Lincoln Charles hobbled to the end of his driveway wearing only his old man slippers and silk pyjamas, the ones with Marvin the Martian on them. Twilight was fading; time to wind up the beast.
He paused next to a newly erected standard and reached for the hand crank mounted three-quarters of the way up from a solid iron base, just inches below the feet of a crouching demon. This new installation was sure to stir controversy amongst his neighbours, many of whom were probably looking out at him even now from between their custom drapes, pretty mouths tsk-tsk-tsking.
A gargoyle, of all things! How dreadfully tacky! Lincoln could picture them waving their arms dramatically, the highest-strung women fainting dead away.
Not all of his creations were gargoyles, of course, but he figured he’d start with this one.
His whole life he’d kept this part of him hidden, the quirky inventor with Victorian sensibilities, lover of all things clockwork, the more unconventional the better. The societal man in him, the gentleman raised on conservative values, had always felt that it should be so, never mind that his beautiful wife of forty-nine years (sadly, they would never reach fifty) had always felt otherwise.
You just be you! Grace used to tell him, her indomitable spirit alive in her every word and gesture, a ribbon of pure white light on the eve of shadows. Them who can’t abide it can take a long walk off a short pier!
And Lincoln would laugh, but then he’d straighten his everyman tie and polish his everyman shoes and dutifully carry his briefcase into the morning, another day spent at a desk instead of his private workshop. Tomorrow, he would tell himself, and tomorrow and tomorrow and tomorrow…
And then suddenly Grace was gone, her only spoken regret being that she hadn’t pushed Lincoln harder, that she hadn’t insisted the wider world meet the man she had loved and wed, eccentricities and all.
With a grunt and a series of crick-cracks from arthritic joints, Lincoln manned the crank, turning it ten times around before stepping back. Never had being out of breath felt so wonderfully freeing.
A chorus of clicks and whirs filled the darkening night, the sound of so many wheels and miniature pulleys, of pinions turning and tiny teeth catching as the wings of the gargoyle slowly winched opened. A modified bellows began to pump. The gargoyle began to breathe.
Two boys heading home on their bikes stopped abruptly next to the curb to stare, to watch as mirrored teeth reflected their own faces back at them, as shuttered eyelids of polished brass clicked suddenly open, igniting a gaslight glare.
“Cool!” said the boy on left, his eyes wide with wonder. The boy on the right sat in open-mouthed awe, an expression that remained firmly fixed until a shrill voice from down the street loudly beckoned him and his brother home, away from the crazy old man in his Martian pyjamas.
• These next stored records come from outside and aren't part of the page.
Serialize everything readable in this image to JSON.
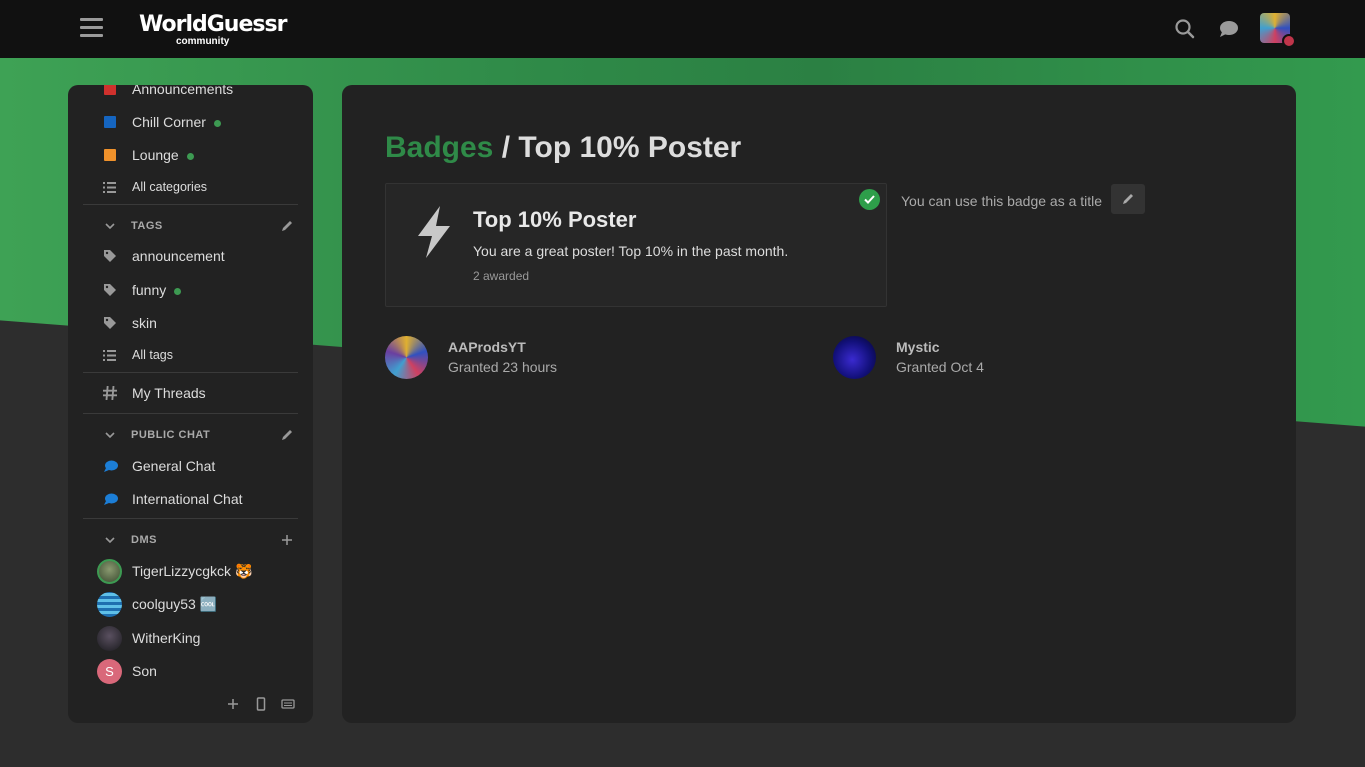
{
  "header": {
    "logo_text": "WorldGuessr",
    "logo_sub": "community"
  },
  "sidebar": {
    "categories": [
      {
        "label": "Announcements",
        "color": "#d0312d",
        "dot": false
      },
      {
        "label": "Chill Corner",
        "color": "#1565c0",
        "dot": true
      },
      {
        "label": "Lounge",
        "color": "#f0922b",
        "dot": true
      }
    ],
    "all_categories": "All categories",
    "tags_title": "TAGS",
    "tags": [
      {
        "label": "announcement",
        "dot": false
      },
      {
        "label": "funny",
        "dot": true
      },
      {
        "label": "skin",
        "dot": false
      }
    ],
    "all_tags": "All tags",
    "my_threads": "My Threads",
    "public_chat_title": "PUBLIC CHAT",
    "channels": [
      {
        "label": "General Chat"
      },
      {
        "label": "International Chat"
      }
    ],
    "dms_title": "DMS",
    "dms": [
      {
        "label": "TigerLizzycgkck",
        "emoji": "🐯"
      },
      {
        "label": "coolguy53",
        "emoji": "🆒"
      },
      {
        "label": "WitherKing",
        "emoji": ""
      },
      {
        "label": "Son",
        "emoji": "",
        "initial": "S"
      }
    ]
  },
  "main": {
    "breadcrumb": "Badges",
    "separator": " / ",
    "title": "Top 10% Poster",
    "badge": {
      "name": "Top 10% Poster",
      "description": "You are a great poster! Top 10% in the past month.",
      "awarded": "2 awarded"
    },
    "title_note": "You can use this badge as a title",
    "users": [
      {
        "name": "AAProdsYT",
        "granted": "Granted 23 hours"
      },
      {
        "name": "Mystic",
        "granted": "Granted Oct 4"
      }
    ]
  },
  "colors": {
    "accent_green": "#2f8a48",
    "check_green": "#2e9e4a",
    "online_dot": "#3d9a52"
  }
}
Lincoln offered a friendly wave to their waiting mother, who only scowled at him in return, the look in her eyes as she took in the beast promising future petitions. Lincoln couldn’t help but laugh. Just wait until she sees my nativity scene…
With the boys gone to placate their mother, the street fell silent save for a soft hiss as steam curled up from the gargoyle’s flared nostrils.
Lincoln stood for a moment and admired his handiwork before turning back up the drive to his empty house. On the way, he looked up at the night’s first stars and bid Grace goodnight.
Kurt Kirchmeier lives and writes in Saskatoon, SK. His fiction has appeared in Albedo One, Weird Tales, Shimmer, Tales of the Unanticipated, and elsewhere.